IIa. Methods of quantum measurements and pricing on financial markets

For a long time physicists tried to numerically simulate the behavior of nonlinear stochastic Schrödinger equation, used in describing the processes of measurement of the state of quantum system. In 2002 analytical solution of this tasks was received. It turned out, that mathematical methods of non-linear filtration, used for receiving this solution, can be widely used in other fields of knowledge for describing of the observed phenomenon (unlike prediction or smoothing, which are traditional ways of usingthe theory of filtration). For example, they can be used for describing human behaviour: people behave in accordance with their "optimal estimation" or "optimal assumption" about the future - actually, everything we do is defined by our estimation about the future, conscious or unconscious.

In application to finance, this research field led to emerging of so called information-based asset pricing theory on the stock market. In the framework of this theory mathematical methods of filtration may be used for different observed phenomena, e.g. for describing the behaviour of traders on financial markets.

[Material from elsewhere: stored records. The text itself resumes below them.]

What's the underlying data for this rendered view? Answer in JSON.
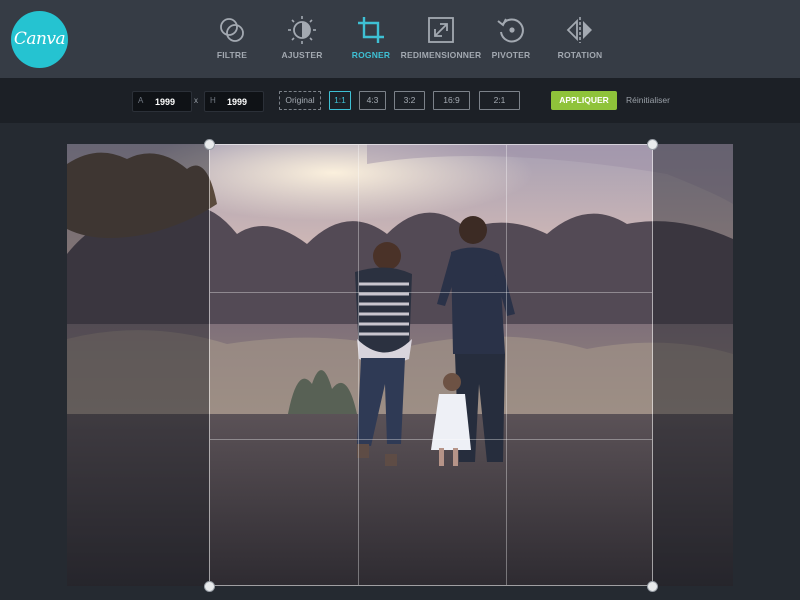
{
  "app": {
    "logo_text": "Canva",
    "brand_color": "#25c3d1"
  },
  "toolbar": {
    "tools": [
      {
        "label": "FILTRE",
        "icon": "filter-icon"
      },
      {
        "label": "AJUSTER",
        "icon": "adjust-icon"
      },
      {
        "label": "ROGNER",
        "icon": "crop-icon",
        "active": true
      },
      {
        "label": "REDIMENSIONNER",
        "icon": "resize-icon"
      },
      {
        "label": "PIVOTER",
        "icon": "rotate-icon"
      },
      {
        "label": "ROTATION",
        "icon": "flip-icon"
      }
    ],
    "active_color": "#3ec0d4"
  },
  "crop": {
    "width_label": "A",
    "width_value": "1999",
    "times": "x",
    "height_label": "H",
    "height_value": "1999",
    "ratios": [
      "Original",
      "1:1",
      "4:3",
      "3:2",
      "16:9",
      "2:1"
    ],
    "selected_ratio": "1:1",
    "apply_label": "APPLIQUER",
    "apply_color": "#8fc33a",
    "reset_label": "Réinitialiser"
  }
}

The traditional framework for asset pricing and risk management relies on the approach whereby the price process (which itself is an emergent concept resulting from the flow of information) is modelled exogenously, and market information is supposed to be generated by the random movement of prices. In the approach, introduced by Brody et al., however, this point of view is turned around: market information flow is modelled from the outset, from which price processes are derived. A number of areas have been investigated in this framework, however, there remain numerous important and open issues. In the laboratory we aim to develop a modelling framework within the information-based approach for:

1) the energy market (where traditional approach seems limited in explaining sharp peaks seen, for example, in the electricity markets);

2) the real-estate market (for which relatively little work has been done from the viewpoint of modern financial mathematics);

3) insurance / reinsurance markets (build on the earlier work in and extended into other Lévy processes depending on the type of insurance contract);

4) credit risk modelling, where are various issues that arose more recently in relation to credit valuation adjustments.

IIb. Social discounting and sustainable society

The well-known theorem of Dybvig, Ingersoll and Ross shows that the long zero-coupon rate can never fall. This result, which—although undoubtedly correct—has been regarded by many as counterintuitive and even pathological, stems from the implicit assumption that the long-term discount function has an exponential tail. It has recently been shown, however, that if the long "simple" interest rate (or Libor rate) is finite, then this rate (unlike the zero-coupon rate) acts viably as a state variable, the value of which can fluctuate randomly in line with other economic indicators.
The conditions necessary for the existence of such "hyperbolic" long rates turn out to be those of so-called social discounting, which allow for long-term cash flows to be treated as broadly  "just as important" as those of the short or medium term.